Material for this exercise:
=====
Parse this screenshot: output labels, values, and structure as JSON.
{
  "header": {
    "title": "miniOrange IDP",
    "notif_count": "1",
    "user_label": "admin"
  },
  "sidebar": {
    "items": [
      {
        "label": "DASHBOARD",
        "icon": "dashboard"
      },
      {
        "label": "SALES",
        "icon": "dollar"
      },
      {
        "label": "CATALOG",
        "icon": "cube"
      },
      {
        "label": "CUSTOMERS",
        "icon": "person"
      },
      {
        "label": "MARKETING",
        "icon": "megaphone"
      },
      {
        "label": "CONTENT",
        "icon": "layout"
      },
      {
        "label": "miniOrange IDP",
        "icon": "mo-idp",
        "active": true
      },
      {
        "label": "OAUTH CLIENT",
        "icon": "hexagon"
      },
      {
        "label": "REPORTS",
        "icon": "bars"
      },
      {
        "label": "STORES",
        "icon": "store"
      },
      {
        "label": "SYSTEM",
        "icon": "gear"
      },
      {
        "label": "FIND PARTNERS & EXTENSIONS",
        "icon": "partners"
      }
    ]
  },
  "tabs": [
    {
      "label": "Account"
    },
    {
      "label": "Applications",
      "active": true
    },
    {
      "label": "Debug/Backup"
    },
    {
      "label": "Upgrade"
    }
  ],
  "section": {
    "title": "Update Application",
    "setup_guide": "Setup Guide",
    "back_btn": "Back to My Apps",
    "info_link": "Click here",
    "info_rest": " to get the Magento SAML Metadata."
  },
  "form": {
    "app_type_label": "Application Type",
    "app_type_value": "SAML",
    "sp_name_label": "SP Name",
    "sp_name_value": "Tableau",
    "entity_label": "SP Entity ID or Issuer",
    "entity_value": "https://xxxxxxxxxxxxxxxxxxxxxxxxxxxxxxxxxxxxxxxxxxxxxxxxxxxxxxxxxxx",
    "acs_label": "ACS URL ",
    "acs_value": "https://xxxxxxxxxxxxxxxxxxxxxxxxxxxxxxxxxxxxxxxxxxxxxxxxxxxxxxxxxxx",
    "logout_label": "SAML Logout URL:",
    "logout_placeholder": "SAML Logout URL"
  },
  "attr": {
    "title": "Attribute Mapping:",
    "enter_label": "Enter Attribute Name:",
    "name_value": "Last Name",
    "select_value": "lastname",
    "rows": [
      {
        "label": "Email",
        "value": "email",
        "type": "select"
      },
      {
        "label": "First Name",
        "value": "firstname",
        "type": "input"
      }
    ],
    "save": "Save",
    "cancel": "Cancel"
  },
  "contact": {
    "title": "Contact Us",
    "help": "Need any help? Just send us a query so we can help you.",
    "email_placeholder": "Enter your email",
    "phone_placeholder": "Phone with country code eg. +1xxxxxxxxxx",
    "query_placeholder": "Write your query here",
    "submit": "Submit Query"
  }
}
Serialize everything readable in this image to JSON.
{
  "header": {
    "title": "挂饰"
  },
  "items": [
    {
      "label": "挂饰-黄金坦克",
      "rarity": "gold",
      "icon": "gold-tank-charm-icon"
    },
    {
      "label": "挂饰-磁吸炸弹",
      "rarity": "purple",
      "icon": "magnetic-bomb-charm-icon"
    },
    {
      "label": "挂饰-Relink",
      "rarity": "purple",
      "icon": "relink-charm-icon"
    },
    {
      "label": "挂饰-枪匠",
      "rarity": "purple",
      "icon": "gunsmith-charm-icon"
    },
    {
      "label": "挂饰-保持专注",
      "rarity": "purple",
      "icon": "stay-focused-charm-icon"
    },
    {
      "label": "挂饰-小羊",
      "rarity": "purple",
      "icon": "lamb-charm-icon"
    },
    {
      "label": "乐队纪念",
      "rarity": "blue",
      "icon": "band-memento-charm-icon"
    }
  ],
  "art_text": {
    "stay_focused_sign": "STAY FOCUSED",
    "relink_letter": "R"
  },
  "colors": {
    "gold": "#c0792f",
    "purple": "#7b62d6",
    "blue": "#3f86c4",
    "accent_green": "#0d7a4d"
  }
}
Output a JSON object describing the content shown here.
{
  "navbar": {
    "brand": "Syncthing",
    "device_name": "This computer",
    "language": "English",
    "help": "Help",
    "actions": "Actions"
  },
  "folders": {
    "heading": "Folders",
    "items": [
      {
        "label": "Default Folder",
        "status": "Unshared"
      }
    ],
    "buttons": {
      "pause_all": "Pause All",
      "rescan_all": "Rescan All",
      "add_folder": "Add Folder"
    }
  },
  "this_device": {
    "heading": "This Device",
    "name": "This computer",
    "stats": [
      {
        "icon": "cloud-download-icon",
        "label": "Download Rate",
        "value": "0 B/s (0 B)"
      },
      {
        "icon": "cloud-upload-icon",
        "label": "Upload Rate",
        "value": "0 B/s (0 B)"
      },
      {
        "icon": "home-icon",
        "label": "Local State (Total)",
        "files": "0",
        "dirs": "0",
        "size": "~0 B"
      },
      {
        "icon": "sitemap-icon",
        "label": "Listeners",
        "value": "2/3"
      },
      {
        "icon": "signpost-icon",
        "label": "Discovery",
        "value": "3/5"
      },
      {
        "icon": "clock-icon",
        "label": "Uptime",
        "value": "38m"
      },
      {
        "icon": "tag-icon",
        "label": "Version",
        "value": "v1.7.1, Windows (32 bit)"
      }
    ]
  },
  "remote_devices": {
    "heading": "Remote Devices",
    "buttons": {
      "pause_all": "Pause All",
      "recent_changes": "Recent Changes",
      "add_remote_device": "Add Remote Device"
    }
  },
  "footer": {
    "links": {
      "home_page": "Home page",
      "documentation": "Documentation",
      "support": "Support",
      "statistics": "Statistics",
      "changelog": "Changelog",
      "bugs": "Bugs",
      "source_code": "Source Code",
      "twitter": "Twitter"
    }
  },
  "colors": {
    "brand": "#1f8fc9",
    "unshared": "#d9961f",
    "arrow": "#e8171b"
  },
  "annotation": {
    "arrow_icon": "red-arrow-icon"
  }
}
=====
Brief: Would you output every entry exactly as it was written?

Exercise result:
Parse this screenshot: output labels, values, and structure as JSON.
{
  "header": {
    "title": "miniOrange IDP",
    "notif_count": "1",
    "user_label": "admin"
  },
  "sidebar": {
    "items": [
      {
        "label": "DASHBOARD",
        "icon": "dashboard"
      },
      {
        "label": "SALES",
        "icon": "dollar"
      },
      {
        "label": "CATALOG",
        "icon": "cube"
      },
      {
        "label": "CUSTOMERS",
        "icon": "person"
      },
      {
        "label": "MARKETING",
        "icon": "megaphone"
      },
      {
        "label": "CONTENT",
        "icon": "layout"
      },
      {
        "label": "miniOrange IDP",
        "icon": "mo-idp",
        "active": true
      },
      {
        "label": "OAUTH CLIENT",
        "icon": "hexagon"
      },
      {
        "label": "REPORTS",
        "icon": "bars"
      },
      {
        "label": "STORES",
        "icon": "store"
      },
      {
        "label": "SYSTEM",
        "icon": "gear"
      },
      {
        "label": "FIND PARTNERS & EXTENSIONS",
        "icon": "partners"
      }
    ]
  },
  "tabs": [
    {
      "label": "Account"
    },
    {
      "label": "Applications",
      "active": true
    },
    {
      "label": "Debug/Backup"
    },
    {
      "label": "Upgrade"
    }
  ],
  "section": {
    "title": "Update Application",
    "setup_guide": "Setup Guide",
    "back_btn": "Back to My Apps",
    "info_link": "Click here",
    "info_rest": " to get the Magento SAML Metadata."
  },
  "form": {
    "app_type_label": "Application Type",
    "app_type_value": "SAML",
    "sp_name_label": "SP Name",
    "sp_name_value": "Tableau",
    "entity_label": "SP Entity ID or Issuer",
    "entity_value": "https://xxxxxxxxxxxxxxxxxxxxxxxxxxxxxxxxxxxxxxxxxxxxxxxxxxxxxxxxxxx",
    "acs_label": "ACS URL ",
    "acs_value": "https://xxxxxxxxxxxxxxxxxxxxxxxxxxxxxxxxxxxxxxxxxxxxxxxxxxxxxxxxxxx",
    "logout_label": "SAML Logout URL:",
    "logout_placeholder": "SAML Logout URL"
  },
  "attr": {
    "title": "Attribute Mapping:",
    "enter_label": "Enter Attribute Name:",
    "name_value": "Last Name",
    "select_value": "lastname",
    "rows": [
      {
        "label": "Email",
        "value": "email",
        "type": "select"
      },
      {
        "label": "First Name",
        "value": "firstname",
        "type": "input"
      }
    ],
    "save": "Save",
    "cancel": "Cancel"
  },
  "contact": {
    "title": "Contact Us",
    "help": "Need any help? Just send us a query so we can help you.",
    "email_placeholder": "Enter your email",
    "phone_placeholder": "Phone with country code eg. +1xxxxxxxxxx",
    "query_placeholder": "Write your query here",
    "submit": "Submit Query"
  }
}
Serialize everything readable in this image to JSON.
{
  "header": {
    "title": "挂饰"
  },
  "items": [
    {
      "label": "挂饰-黄金坦克",
      "rarity": "gold",
      "icon": "gold-tank-charm-icon"
    },
    {
      "label": "挂饰-磁吸炸弹",
      "rarity": "purple",
      "icon": "magnetic-bomb-charm-icon"
    },
    {
      "label": "挂饰-Relink",
      "rarity": "purple",
      "icon": "relink-charm-icon"
    },
    {
      "label": "挂饰-枪匠",
      "rarity": "purple",
      "icon": "gunsmith-charm-icon"
    },
    {
      "label": "挂饰-保持专注",
      "rarity": "purple",
      "icon": "stay-focused-charm-icon"
    },
    {
      "label": "挂饰-小羊",
      "rarity": "purple",
      "icon": "lamb-charm-icon"
    },
    {
      "label": "乐队纪念",
      "rarity": "blue",
      "icon": "band-memento-charm-icon"
    }
  ],
  "art_text": {
    "stay_focused_sign": "STAY FOCUSED",
    "relink_letter": "R"
  },
  "colors": {
    "gold": "#c0792f",
    "purple": "#7b62d6",
    "blue": "#3f86c4",
    "accent_green": "#0d7a4d"
  }
}
Output a JSON object describing the content shown here.
{
  "navbar": {
    "brand": "Syncthing",
    "device_name": "This computer",
    "language": "English",
    "help": "Help",
    "actions": "Actions"
  },
  "folders": {
    "heading": "Folders",
    "items": [
      {
        "label": "Default Folder",
        "status": "Unshared"
      }
    ],
    "buttons": {
      "pause_all": "Pause All",
      "rescan_all": "Rescan All",
      "add_folder": "Add Folder"
    }
  },
  "this_device": {
    "heading": "This Device",
    "name": "This computer",
    "stats": [
      {
        "icon": "cloud-download-icon",
        "label": "Download Rate",
        "value": "0 B/s (0 B)"
      },
      {
        "icon": "cloud-upload-icon",
        "label": "Upload Rate",
        "value": "0 B/s (0 B)"
      },
      {
        "icon": "home-icon",
        "label": "Local State (Total)",
        "files": "0",
        "dirs": "0",
        "size": "~0 B"
      },
      {
        "icon": "sitemap-icon",
        "label": "Listeners",
        "value": "2/3"
      },
      {
        "icon": "signpost-icon",
        "label": "Discovery",
        "value": "3/5"
      },
      {
        "icon": "clock-icon",
        "label": "Uptime",
        "value": "38m"
      },
      {
        "icon": "tag-icon",
        "label": "Version",
        "value": "v1.7.1, Windows (32 bit)"
      }
    ]
  },
  "remote_devices": {
    "heading": "Remote Devices",
    "buttons": {
      "pause_all": "Pause All",
      "recent_changes": "Recent Changes",
      "add_remote_device": "Add Remote Device"
    }
  },
  "footer": {
    "links": {
      "home_page": "Home page",
      "documentation": "Documentation",
      "support": "Support",
      "statistics": "Statistics",
      "changelog": "Changelog",
      "bugs": "Bugs",
      "source_code": "Source Code",
      "twitter": "Twitter"
    }
  },
  "colors": {
    "brand": "#1f8fc9",
    "unshared": "#d9961f",
    "arrow": "#e8171b"
  },
  "annotation": {
    "arrow_icon": "red-arrow-icon"
  }
}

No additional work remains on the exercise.